:: Source information ::
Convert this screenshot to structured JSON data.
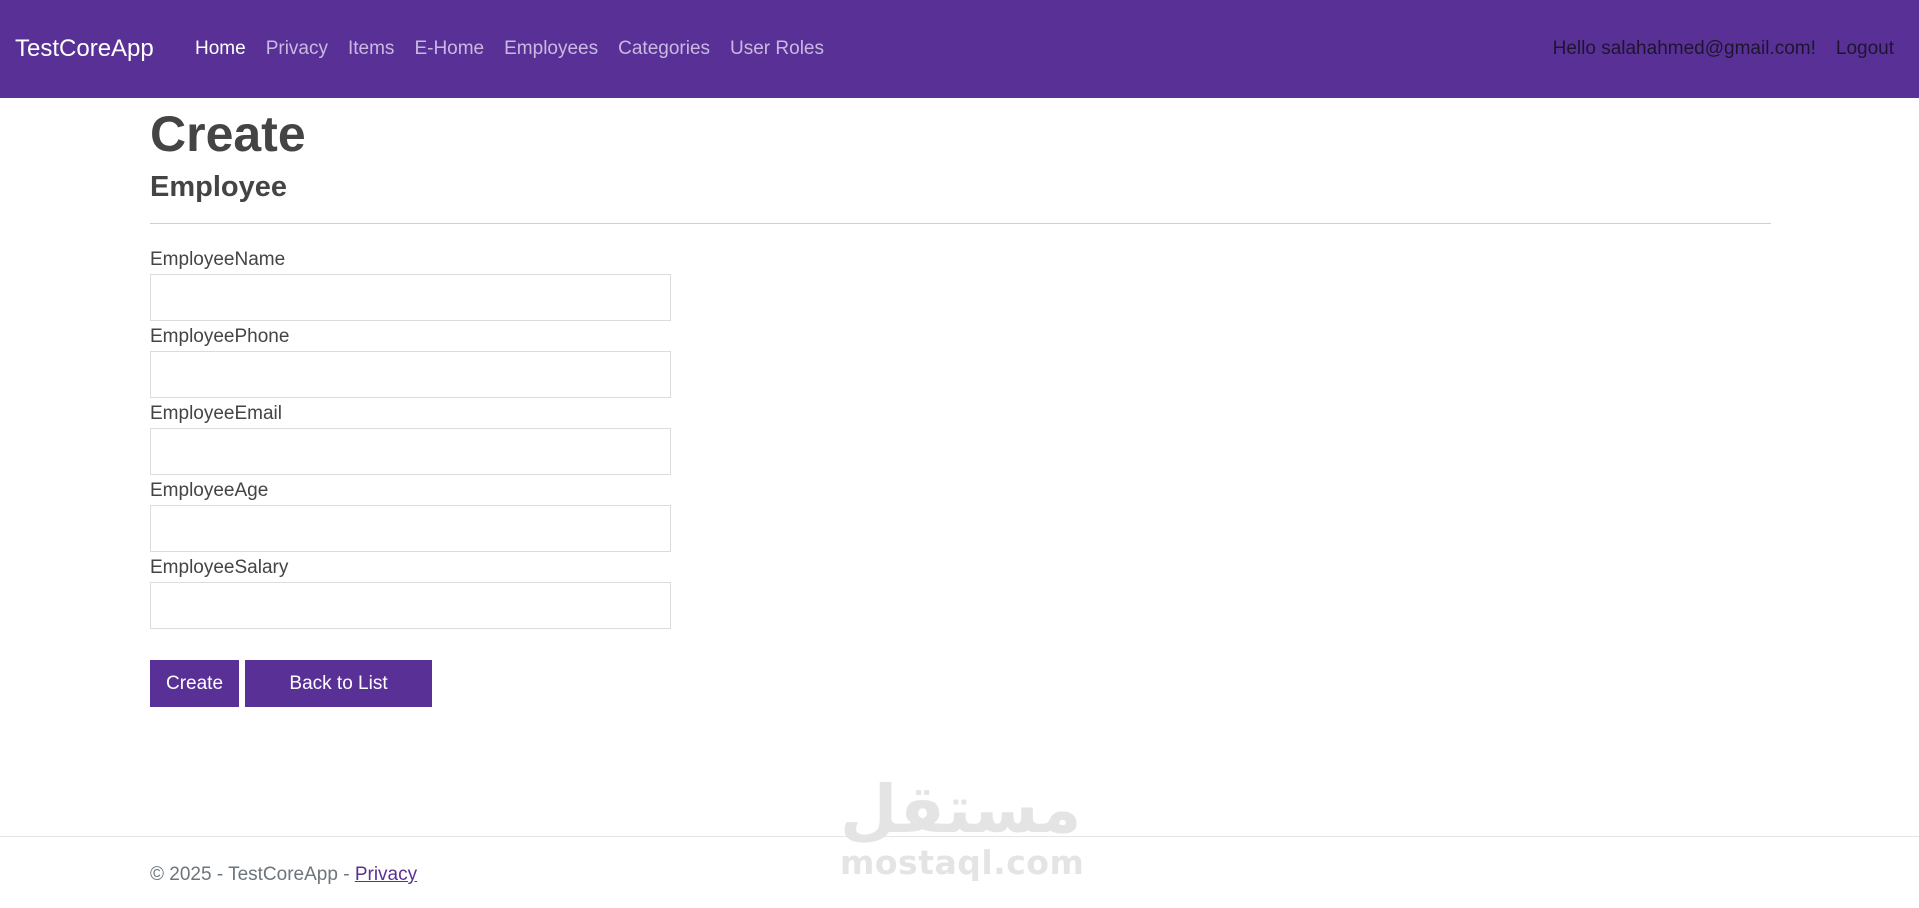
{
  "navbar": {
    "brand": "TestCoreApp",
    "links": [
      {
        "label": "Home",
        "active": true
      },
      {
        "label": "Privacy"
      },
      {
        "label": "Items"
      },
      {
        "label": "E-Home"
      },
      {
        "label": "Employees"
      },
      {
        "label": "Categories"
      },
      {
        "label": "User Roles"
      }
    ],
    "greeting": "Hello salahahmed@gmail.com!",
    "logout_label": "Logout",
    "background_color": "#593196"
  },
  "page": {
    "title": "Create",
    "subtitle": "Employee"
  },
  "form": {
    "fields": [
      {
        "label": "EmployeeName",
        "value": ""
      },
      {
        "label": "EmployeePhone",
        "value": ""
      },
      {
        "label": "EmployeeEmail",
        "value": ""
      },
      {
        "label": "EmployeeAge",
        "value": ""
      },
      {
        "label": "EmployeeSalary",
        "value": ""
      }
    ],
    "create_label": "Create",
    "back_label": "Back to List"
  },
  "watermark": {
    "arabic": "مستقل",
    "latin": "mostaql.com"
  },
  "footer": {
    "text": "© 2025 - TestCoreApp - ",
    "privacy_label": "Privacy"
  },
  "colors": {
    "accent": "#593196",
    "nav_inactive": "#c9b9e2",
    "text": "#444444"
  }
}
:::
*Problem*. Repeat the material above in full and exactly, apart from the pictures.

*Solution for this problem*.
Convert this screenshot to structured JSON data.
{
  "navbar": {
    "brand": "TestCoreApp",
    "links": [
      {
        "label": "Home",
        "active": true
      },
      {
        "label": "Privacy"
      },
      {
        "label": "Items"
      },
      {
        "label": "E-Home"
      },
      {
        "label": "Employees"
      },
      {
        "label": "Categories"
      },
      {
        "label": "User Roles"
      }
    ],
    "greeting": "Hello salahahmed@gmail.com!",
    "logout_label": "Logout",
    "background_color": "#593196"
  },
  "page": {
    "title": "Create",
    "subtitle": "Employee"
  },
  "form": {
    "fields": [
      {
        "label": "EmployeeName",
        "value": ""
      },
      {
        "label": "EmployeePhone",
        "value": ""
      },
      {
        "label": "EmployeeEmail",
        "value": ""
      },
      {
        "label": "EmployeeAge",
        "value": ""
      },
      {
        "label": "EmployeeSalary",
        "value": ""
      }
    ],
    "create_label": "Create",
    "back_label": "Back to List"
  },
  "watermark": {
    "arabic": "مستقل",
    "latin": "mostaql.com"
  },
  "footer": {
    "text": "© 2025 - TestCoreApp - ",
    "privacy_label": "Privacy"
  },
  "colors": {
    "accent": "#593196",
    "nav_inactive": "#c9b9e2",
    "text": "#444444"
  }
}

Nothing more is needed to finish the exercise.